The first game of the post-Pierre Gauthier era was one of the worst the Canadiens have played in a while.
they had 20 shots on goal, few of which unduly troubled Henrik Lundqvist.
The Rangers fired 29 at Carey Price, and the the Canadiens goaltender was not at his best on either Brad Richards’ long-range power-play score or a Michael Del Zotto shot that squeezed through Price’s pads.
You could forgive Price for being a tad distracted. The goaltender will become a restricted free agent if the Canadiens don’t sign him by July 1.
Everyone expects the team to lock up its cornerstone in a long-term deal. And it is reasonable to assume Price’s agent, Gerry Johannson, was in negotiations with Gauthier.
But the general manager is gone. And the coach who offered a sanguine, if slightly delusional, assessment of the team’s play in New York will be following the GM out the door.
During his press conference on Thursday, Geoff Molson made frequent reference to “winning culture” as something his team will have to cultivate.
On the evidence of the Friday night game, the owner might be waiting a while for his fond wish to come true.
After morning skate in New York, Erik Cole said changes in the executive suite mean “everyone should be aware of the fact everyone is being evaluated top to bottom.”
If that awareness exists, it was not on display against the Rangers. The Canadiens played without intensity or emotion. For the first time since the team dropped out of playoff contention – and notwithstanding brave words from the room, the season has been all over but the crying for quite a while – the Canadiens looked like they were mailing one in.
If they play that way in Washington on Saturday night and through the last three games of the schedule, it’s going to be ugly to watch.
But at least evaluation – by Molson and consigliere Serge Savard – will not be skewed by garbage-time heroics.
There is hard work ahead for the new general manager.
In a very interesting interview on Ottawa sports radio Friday, Pierre McGuire talked about his interest in the GM job. McGuire reiterated his “seven-player profile” of a winning NHL team: two dominant centres, a power forward, a power-play and/or penalty-kill specialist, a minute-eating defenceman, a puck-moving Dman and an elite goaltender.
“If you look at Stanley Cup winners, certainly since the lockout, they fit this profile,” McGuire said.
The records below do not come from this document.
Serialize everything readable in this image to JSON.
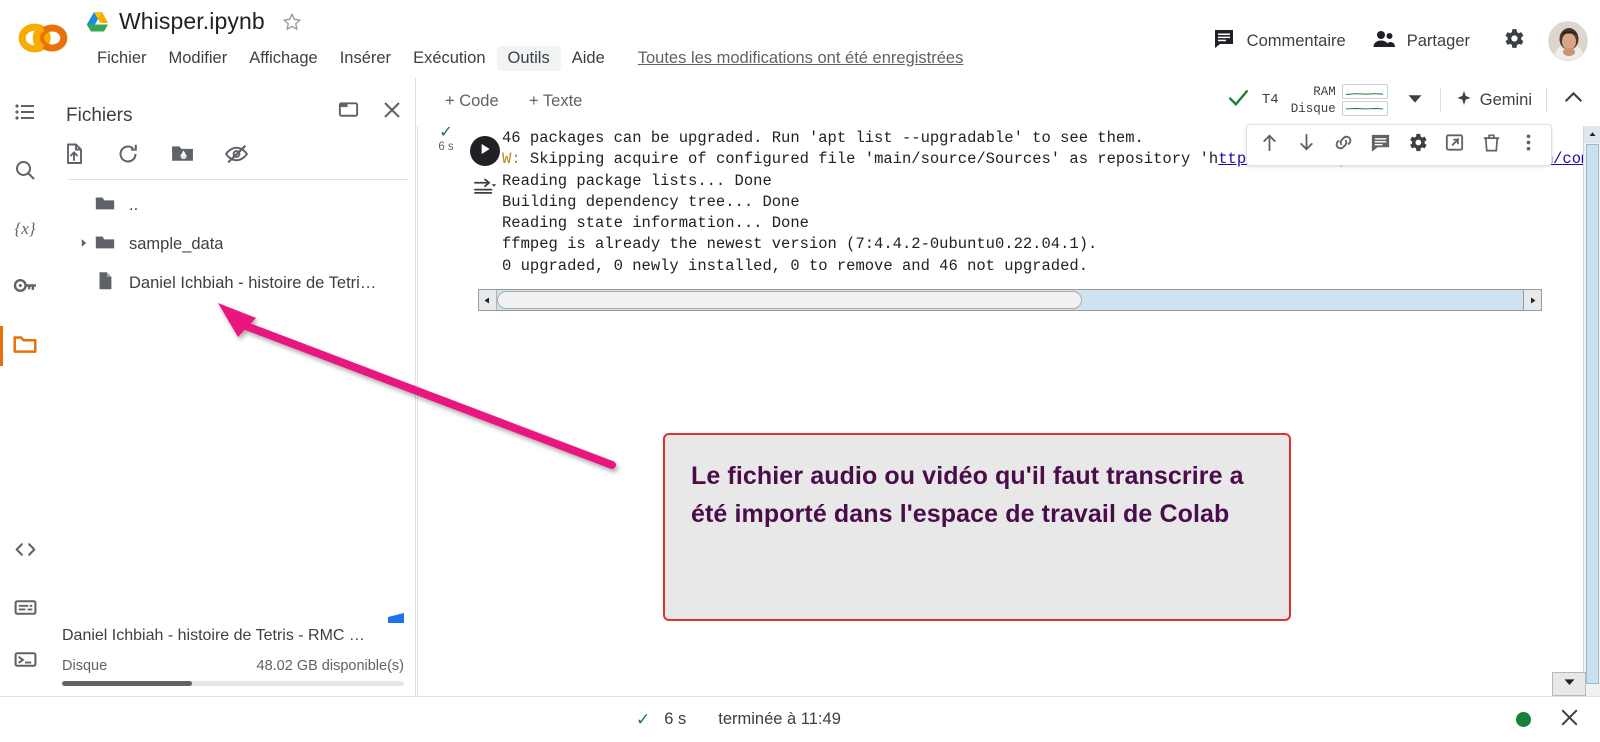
{
  "header": {
    "logo": "colab-logo",
    "drive_icon": "google-drive-icon",
    "notebook_title": "Whisper.ipynb",
    "star_icon": "star-icon",
    "menu": [
      "Fichier",
      "Modifier",
      "Affichage",
      "Insérer",
      "Exécution",
      "Outils",
      "Aide"
    ],
    "active_menu": "Outils",
    "save_status": "Toutes les modifications ont été enregistrées",
    "comment_label": "Commentaire",
    "share_label": "Partager",
    "comment_icon": "comment-icon",
    "share_icon": "people-icon",
    "settings_icon": "gear-icon",
    "avatar": "user-avatar"
  },
  "rail": {
    "items": [
      {
        "name": "toc-icon",
        "label": "Table des matières",
        "selected": false
      },
      {
        "name": "search-icon",
        "label": "Rechercher",
        "selected": false
      },
      {
        "name": "variables-icon",
        "label": "Variables",
        "selected": false
      },
      {
        "name": "key-icon",
        "label": "Secrets",
        "selected": false
      },
      {
        "name": "folder-icon",
        "label": "Fichiers",
        "selected": true
      },
      {
        "name": "code-snippets-icon",
        "label": "Extraits de code",
        "selected": false
      },
      {
        "name": "command-palette-icon",
        "label": "Palette de commandes",
        "selected": false
      },
      {
        "name": "terminal-icon",
        "label": "Terminal",
        "selected": false
      }
    ],
    "active_color": "#e8710a"
  },
  "files_panel": {
    "title": "Fichiers",
    "collapse_icon": "panel-collapse-icon",
    "close_icon": "close-icon",
    "toolbar": [
      {
        "name": "upload-file-icon",
        "label": "Importer dans l'espace de stockage de la session"
      },
      {
        "name": "refresh-icon",
        "label": "Actualiser"
      },
      {
        "name": "mount-drive-icon",
        "label": "Installer Google Drive"
      },
      {
        "name": "toggle-hidden-icon",
        "label": "Afficher/masquer les fichiers masqués"
      }
    ],
    "tree": [
      {
        "label": "..",
        "type": "parent-folder",
        "expandable": false
      },
      {
        "label": "sample_data",
        "type": "folder",
        "expandable": true
      },
      {
        "label": "Daniel Ichbiah - histoire de Tetris …",
        "type": "file",
        "expandable": false
      }
    ],
    "footer": {
      "file_name": "Daniel Ichbiah - histoire de Tetris - RMC …",
      "disk_label": "Disque",
      "disk_value": "48.02 GB disponible(s)",
      "disk_used_percent": 38
    }
  },
  "notebook_toolbar": {
    "add_code": "+ Code",
    "add_text": "+ Texte",
    "connected_check": "check-icon",
    "runtime_type": "T4",
    "ram_label": "RAM",
    "disk_label": "Disque",
    "dropdown_icon": "chevron-down-icon",
    "gemini_label": "Gemini",
    "gemini_icon": "sparkle-icon",
    "collapse_icon": "chevron-up-icon"
  },
  "cell": {
    "status_check": "check-icon",
    "run_time": "6 s",
    "run_icon": "play-icon",
    "output_toggle_icon": "output-collapse-icon",
    "output_lines": [
      "46 packages can be upgraded. Run 'apt list --upgradable' to see them.",
      "W: Skipping acquire of configured file 'main/source/Sources' as repository 'h",
      "Reading package lists... Done",
      "Building dependency tree... Done",
      "Reading state information... Done",
      "ffmpeg is already the newest version (7:4.4.2-0ubuntu0.22.04.1).",
      "0 upgraded, 0 newly installed, 0 to remove and 46 not upgraded."
    ],
    "warning_prefix": "W:",
    "toolbar_icons": [
      {
        "name": "move-cell-up-icon",
        "label": "Déplacer la cellule vers le haut"
      },
      {
        "name": "move-cell-down-icon",
        "label": "Déplacer la cellule vers le bas"
      },
      {
        "name": "link-to-cell-icon",
        "label": "Lien vers la cellule"
      },
      {
        "name": "add-comment-icon",
        "label": "Ajouter un commentaire"
      },
      {
        "name": "cell-settings-icon",
        "label": "Paramètres de la cellule"
      },
      {
        "name": "mirror-cell-icon",
        "label": "Dupliquer la cellule"
      },
      {
        "name": "delete-cell-icon",
        "label": "Supprimer la cellule"
      },
      {
        "name": "more-options-icon",
        "label": "Plus d'options"
      }
    ]
  },
  "annotation": {
    "text": "Le fichier audio ou vidéo qu'il faut transcrire a été importé dans l'espace de travail de Colab",
    "box_bg": "#e8e8e8",
    "box_border": "#e03030",
    "text_color": "#4a0d4a",
    "arrow_color": "#e8157e"
  },
  "status_bar": {
    "check_icon": "check-icon",
    "duration": "6 s",
    "finished_text": "terminée à 11:49",
    "connection_dot": "#188038",
    "close_icon": "close-icon",
    "dropdown_icon": "chevron-down-icon"
  }
}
The Canadiens have two power forwards, albeit on the same line: Erik Cole and Max Pacioretty
Specialists? David Desharnais for the PP, Tomas Plekanec for the PK.
P.K. Subban eats minutes.
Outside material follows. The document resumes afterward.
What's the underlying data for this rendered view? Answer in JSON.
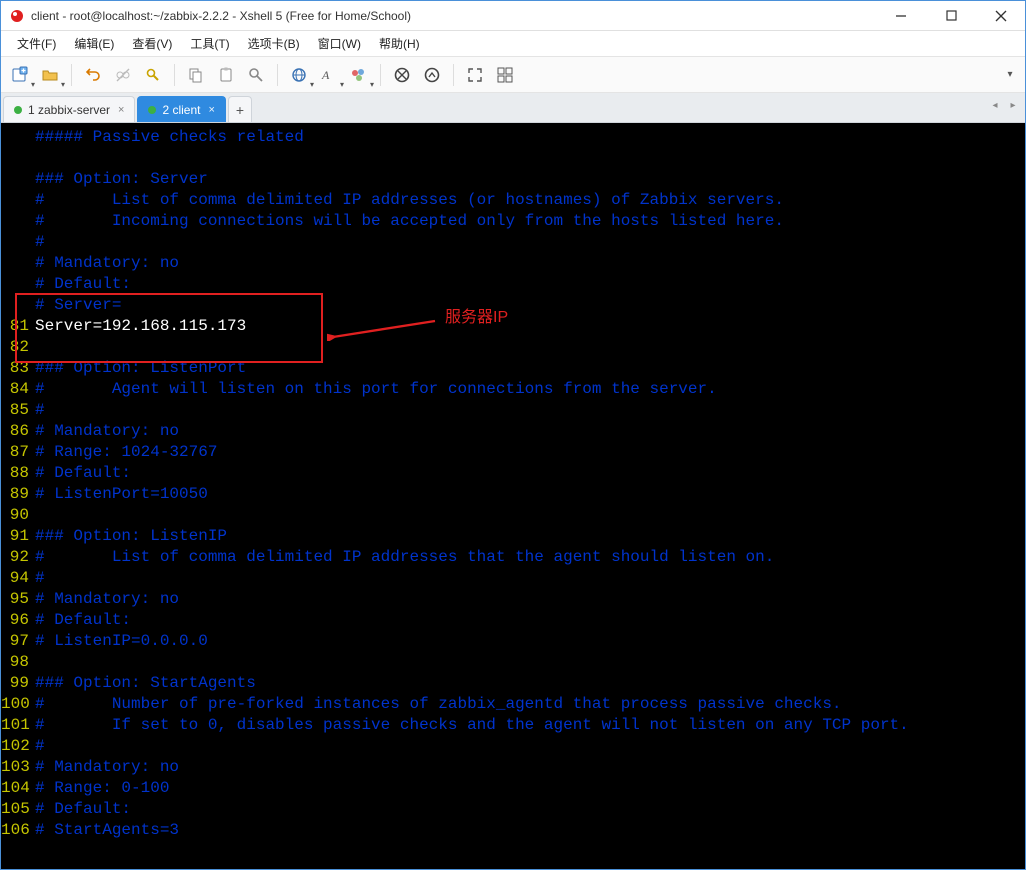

Andrei Markov – who evidently was not seriously injured in that scary collision in NYC – moves the puck.
Notwithstanding all the nonsense with which residual Halakites contaminate the Comments section, Carey Price is going to be very good for a very long time.
But dominant centres?
Ah, there’s the challenge for someone … perhaps McGuire himself, although he’s a longshot.
The point is, despite the stinkeroo we saw Friday night, many crucial elements are in place. The new general manager will need a scalpel, not a chainsaw.
But for all of Molson’s evocations of the excellence to which he bore witness as a wee wealthy lad, the team waering blue Friday night is a lot closer to a Cup than the guys in white.
The Rangers have everything on McGuire’s grocery list – including Ryan McDonagh, a minute-munching defenceman who would be playing beside Subban if Bob Gainey hadn’t included the prospect as a throw-in of the Scott Gomez trade in the summer of 2009.
Back then, before Gauthier imposed a Kremlin wall of secrecy around everything that happened on the seventh floor of the Bell Centre, Trevor Timmins was allowed to talk to the media. When questioned about trading away McDonagh, Timmins managed a rueful smile that spoke volumes.
The Canadiens took McDonagh with the 12th overall pick in the first round of the 2007 draft. Not many teams had the Minnesota high-school product rated that highly, but Timmins knew what he was getting (unlike the previous summer, when the Canadiens took David Fischer).
Scouting did not come up during Molson’s press conference.
I think Timmins and the guys he’s got scouting juniors have done a good job.
The pro scouting department, which was Gauthier’s fiefdom, is another story.
Yes, there was solid evaluation what James Wisniewski and Erik Cole could bring to the Canadiens.
But Gomez, Benoit Pouliot, Chris Campoli, Tomas Kaberle, Rene Bourque … the poor Geoffrion kid …
Am I leaving out any names in the Montreal version of the Westminster Kennel Club?
The new Canadiens general manager faces a challenge in filling out the Pierre McGuire dance card – plus about 15 other roster spots.
And that’s not all.
Barry Trotz won his 500th game Friday night. During Trotz’s tenure in Nashville, the Canadiens have been coached by Alain Vigneault, Michel Therrien, Claude Julien, Bob Gainey (twice), Guy Carbonneau, Jacques Martin and Randy Cunneyworth.
Molson said all the right things in evoking the Canadiens glorious past as a beacon, lighting the way to a better future.
Then his team stunk out the Garden.
There’s work to be done.